Marblehead left Norfolk, Virginia, on 4 March 1895, this time bound for Europe. After making a port visit in the Azores, Marblehead arrived at Gibraltar on 31 March. For the next two months, the American cruiser steamed throughout the Mediterranean. She eventually made a trip to Germany to represent the United States at the opening of the Kiel Canal on 20 June. For five months, Marblehead steamed along the coast of western Europe and the Mediterranean, covering more than 11,000 miles and visiting approximately 40 ports. She then returned to the United States and arrived at Tompkinsville, New York, on 23 November 1896.

On 1 February 1897, Marblehead was re-assigned to the North Atlantic Station and spent the rest of the year patrolling off America’s east coast and in the Caribbean. At the start of the Spanish-American War, Marblehead was at Key West, Florida. She quickly was sent to Cuba, arriving off the coast of Havana on 23 April 1898. On 29 April, Marblehead assisted in the bombardment of enemy ships and shore batteries at Cienfuegos, Cuba, and she was part of the naval operation to cut the telegraph cables at Cienfuegos on 11 May. After that, Marblehead began patrolling off the coast of Santiago de Cuba, but on 7 June, along with the schooner-rigged cruiser Yankee, captured the lower section of Guantanamo Bay. On 10 June, she supported a battalion of US Marines in the amphibious assault on Guantanamo and Marblehead assisted the battleship USS Texas in destroying the Spanish fort at Cayo del Toro on 15 June.

Marblehead continued patrolling off the coast of Cuba until 2 September 1898, when she left to go to the St. Lawrence River to attend the opening ceremonies for the Champlain monument in Quebec. The cruiser then went to the Boston Navy Yard for an overhaul that lasted from 2 November to 9 February 1899. Once the overhaul was completed, Marblehead steamed to the Caribbean and eventually continued her journey down the coast of South America. After passing through the Straits of Magellan on 16 June, Marblehead headed north to California and joined the US Navy’s Pacific Squadron on 4 July 1899. Marblehead was assigned to patrol duties off the coasts of South America, Mexico, and California until she was decommissioned at the Mare Island Navy Yard in California on 20 April 1900.

Marblehead was re-commissioned on 10 November 1902 and spent the next four years steaming along the coasts of North and South America. She acted as the flagship for Rear Admiral Henry Glass, Commander of the US Navy’s Pacific Squadron, from October 1903 to March 1904. But the cruiser again was decommissioned at the Mare Island Navy Yard on 1 October 1906. On 31 March 1910, Marblehead became a training ship for the California Naval Militia. Placed in reserve on 22 July 1911, Marblehead then was transferred to the Oregon Naval Militia in 1916 as a training ship.

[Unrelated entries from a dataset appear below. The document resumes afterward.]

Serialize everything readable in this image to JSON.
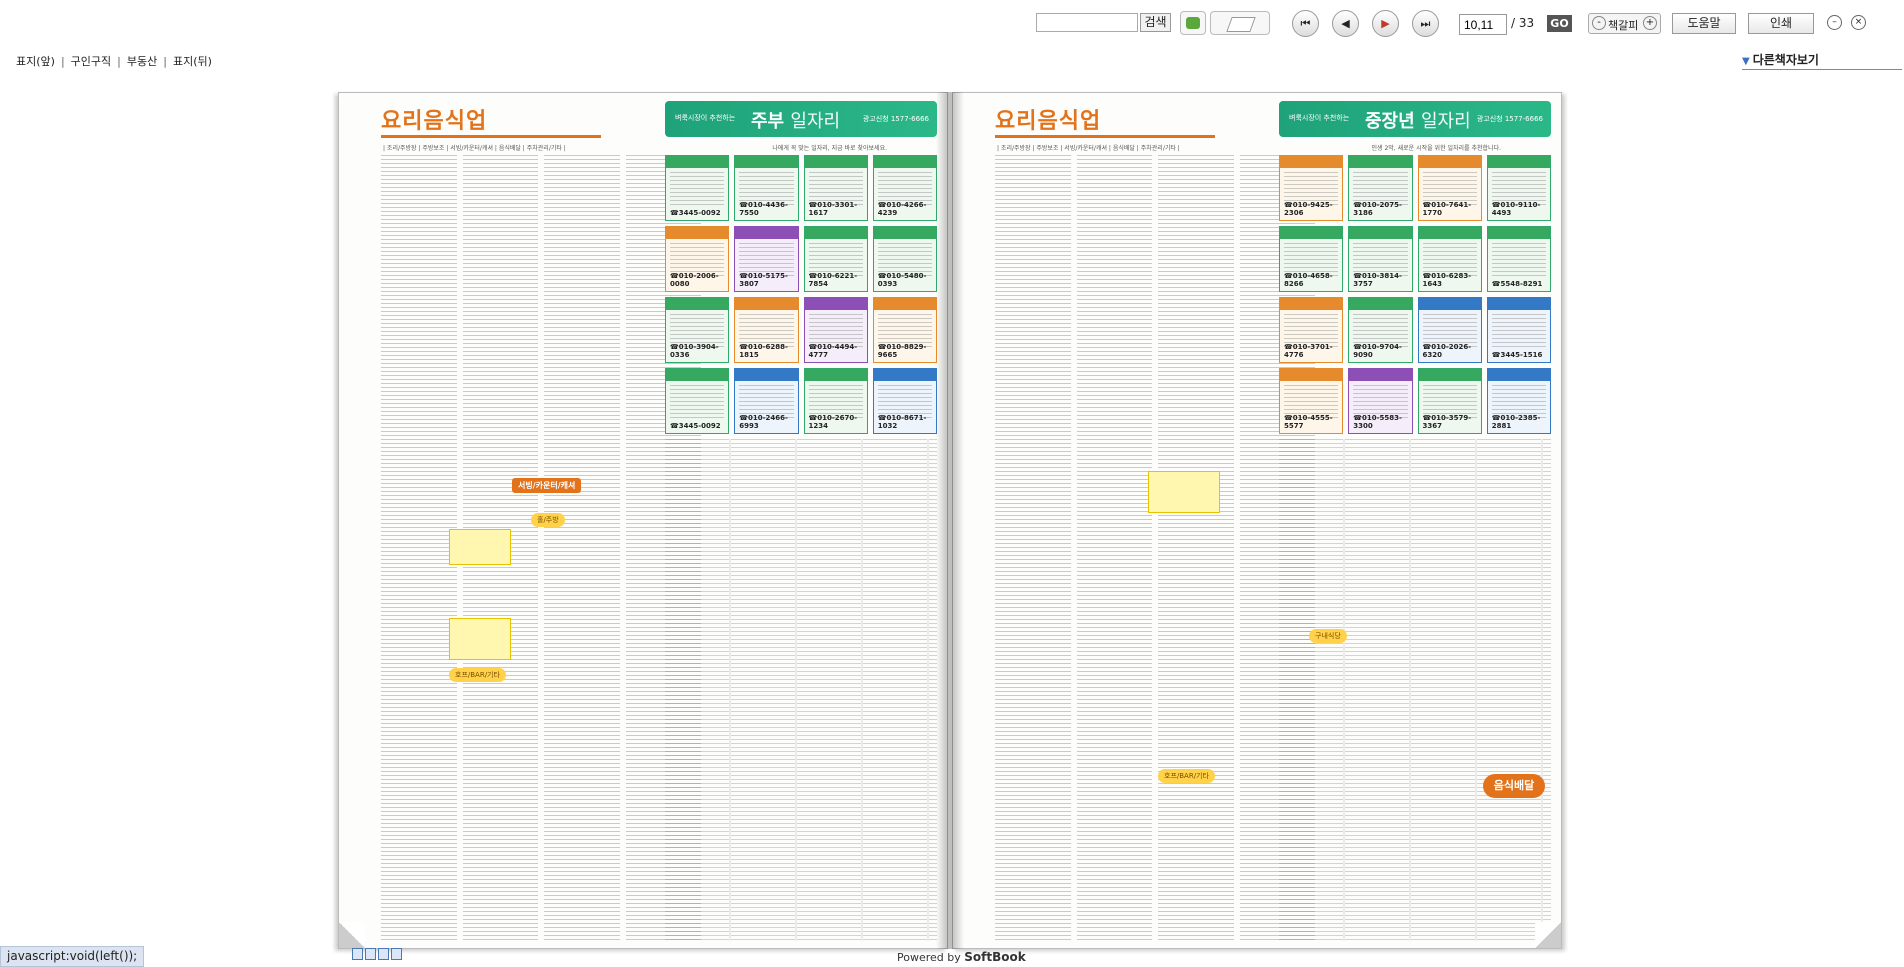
{
  "toolbar": {
    "search_placeholder": "",
    "search_label": "검색",
    "first_symbol": "⏮",
    "prev_symbol": "◀",
    "next_symbol": "▶",
    "last_symbol": "⏭",
    "page_value": "10,11",
    "page_total": "/ 33",
    "go_label": "GO",
    "zoom_minus": "-",
    "zoom_label": "책갈피",
    "zoom_plus": "+",
    "help_label": "도움말",
    "print_label": "인쇄",
    "minimize_symbol": "–",
    "close_symbol": "×"
  },
  "nav": {
    "links": [
      "표지(앞)",
      "구인구직",
      "부동산",
      "표지(뒤)"
    ],
    "other_books_label": "다른책자보기"
  },
  "left_page": {
    "title": "요리음식업",
    "sub_tabs": "| 조리/주방장 | 주방보조 | 서빙/카운터/캐셔 | 음식배달 | 주차관리/기타 |",
    "banner_small": "벼룩시장이 추천하는",
    "banner_big": "주부",
    "banner_big_light": "일자리",
    "banner_phone": "광고신청 1577-6666",
    "banner_sub": "나에게 꼭 맞는 일자리, 지금 바로 찾아보세요.",
    "label_serving": "서빙/카운터/캐셔",
    "label_hall": "홀/주방",
    "label_bar": "호프/BAR/기타",
    "box_phones": [
      "☎3445-0092",
      "☎010-4436-7550",
      "☎010-3301-1617",
      "☎010-4266-4239",
      "☎010-2006-0080",
      "☎010-5175-3807",
      "☎010-6221-7854",
      "☎010-5480-0393",
      "☎010-3904-0336",
      "☎010-6288-1815",
      "☎010-4494-4777",
      "☎010-8829-9665",
      "☎3445-0092",
      "☎010-2466-6993",
      "☎010-2670-1234",
      "☎010-8671-1032"
    ]
  },
  "right_page": {
    "title": "요리음식업",
    "sub_tabs": "| 조리/주방장 | 주방보조 | 서빙/카운터/캐셔 | 음식배달 | 주차관리/기타 |",
    "banner_small": "벼룩시장이 추천하는",
    "banner_big": "중장년",
    "banner_big_light": "일자리",
    "banner_phone": "광고신청 1577-6666",
    "banner_sub": "인생 2막, 새로운 시작을 위한 일자리를 추천합니다.",
    "label_kitchen": "구내식당",
    "label_bar": "호프/BAR/기타",
    "label_delivery": "음식배달",
    "box_phones": [
      "☎010-9425-2306",
      "☎010-2075-3186",
      "☎010-7641-1770",
      "☎010-9110-4493",
      "☎010-4658-8266",
      "☎010-3814-3757",
      "☎010-6283-1643",
      "☎5548-8291",
      "☎010-3701-4776",
      "☎010-9704-9090",
      "☎010-2026-6320",
      "☎3445-1516",
      "☎010-4555-5577",
      "☎010-5583-3300",
      "☎010-3579-3367",
      "☎010-2385-2881"
    ]
  },
  "footer": {
    "powered_prefix": "Powered by",
    "powered_brand": "SoftBook",
    "status_text": "javascript:void(left());"
  }
}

Marblehead was fully re-commissioned on 6 April 1917 at the Puget Sound Navy Yard, Washington, and on 4 May joined the Pacific Patrol Force. As part of this unit, Marblehead was assigned to convoy, patrol, and survey duties off the coast of Mexico and guarded California against the threat of German raiders. On 11 June 1918, Marblehead left California and steamed south towards the Panama Canal. After transiting the canal, Marblehead arrived at Key West on 22 June and spent the rest of World War I in the Caribbean performing patrol and escort duties. Marblehead was sent back to the west coast on 4 December 1918 to rejoin the Pacific Fleet and she arrived at the Mare Island Navy Yard on 17 February 1919. But on 21 August, the veteran warship was decommissioned for the last time. Although reclassified PG-27 in July 1920, USS Marblehead never returned to duty and was sold for scrapping on 5 August 1921.